- [Data for review]
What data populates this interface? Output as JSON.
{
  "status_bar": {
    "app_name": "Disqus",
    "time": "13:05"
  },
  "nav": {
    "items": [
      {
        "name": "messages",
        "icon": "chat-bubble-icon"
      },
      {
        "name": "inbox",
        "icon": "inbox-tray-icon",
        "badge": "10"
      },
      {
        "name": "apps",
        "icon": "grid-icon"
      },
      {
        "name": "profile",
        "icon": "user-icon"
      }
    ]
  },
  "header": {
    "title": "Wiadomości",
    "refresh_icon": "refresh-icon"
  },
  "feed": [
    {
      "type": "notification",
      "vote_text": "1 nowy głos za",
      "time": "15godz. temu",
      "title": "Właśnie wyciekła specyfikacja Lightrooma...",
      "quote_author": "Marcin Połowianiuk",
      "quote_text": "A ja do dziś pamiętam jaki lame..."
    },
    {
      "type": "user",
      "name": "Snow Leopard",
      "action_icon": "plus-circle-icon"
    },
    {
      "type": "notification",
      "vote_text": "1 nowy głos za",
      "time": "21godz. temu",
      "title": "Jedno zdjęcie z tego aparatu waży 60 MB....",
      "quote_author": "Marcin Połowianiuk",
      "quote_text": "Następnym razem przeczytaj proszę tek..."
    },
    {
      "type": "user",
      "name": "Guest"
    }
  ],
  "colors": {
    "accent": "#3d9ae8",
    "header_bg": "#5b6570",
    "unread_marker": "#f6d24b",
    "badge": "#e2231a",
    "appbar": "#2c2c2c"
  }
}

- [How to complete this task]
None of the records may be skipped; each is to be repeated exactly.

- [Reply to the task]
What data populates this interface? Output as JSON.
{
  "status_bar": {
    "app_name": "Disqus",
    "time": "13:05"
  },
  "nav": {
    "items": [
      {
        "name": "messages",
        "icon": "chat-bubble-icon"
      },
      {
        "name": "inbox",
        "icon": "inbox-tray-icon",
        "badge": "10"
      },
      {
        "name": "apps",
        "icon": "grid-icon"
      },
      {
        "name": "profile",
        "icon": "user-icon"
      }
    ]
  },
  "header": {
    "title": "Wiadomości",
    "refresh_icon": "refresh-icon"
  },
  "feed": [
    {
      "type": "notification",
      "vote_text": "1 nowy głos za",
      "time": "15godz. temu",
      "title": "Właśnie wyciekła specyfikacja Lightrooma...",
      "quote_author": "Marcin Połowianiuk",
      "quote_text": "A ja do dziś pamiętam jaki lame..."
    },
    {
      "type": "user",
      "name": "Snow Leopard",
      "action_icon": "plus-circle-icon"
    },
    {
      "type": "notification",
      "vote_text": "1 nowy głos za",
      "time": "21godz. temu",
      "title": "Jedno zdjęcie z tego aparatu waży 60 MB....",
      "quote_author": "Marcin Połowianiuk",
      "quote_text": "Następnym razem przeczytaj proszę tek..."
    },
    {
      "type": "user",
      "name": "Guest"
    }
  ],
  "colors": {
    "accent": "#3d9ae8",
    "header_bg": "#5b6570",
    "unread_marker": "#f6d24b",
    "badge": "#e2231a",
    "appbar": "#2c2c2c"
  }
}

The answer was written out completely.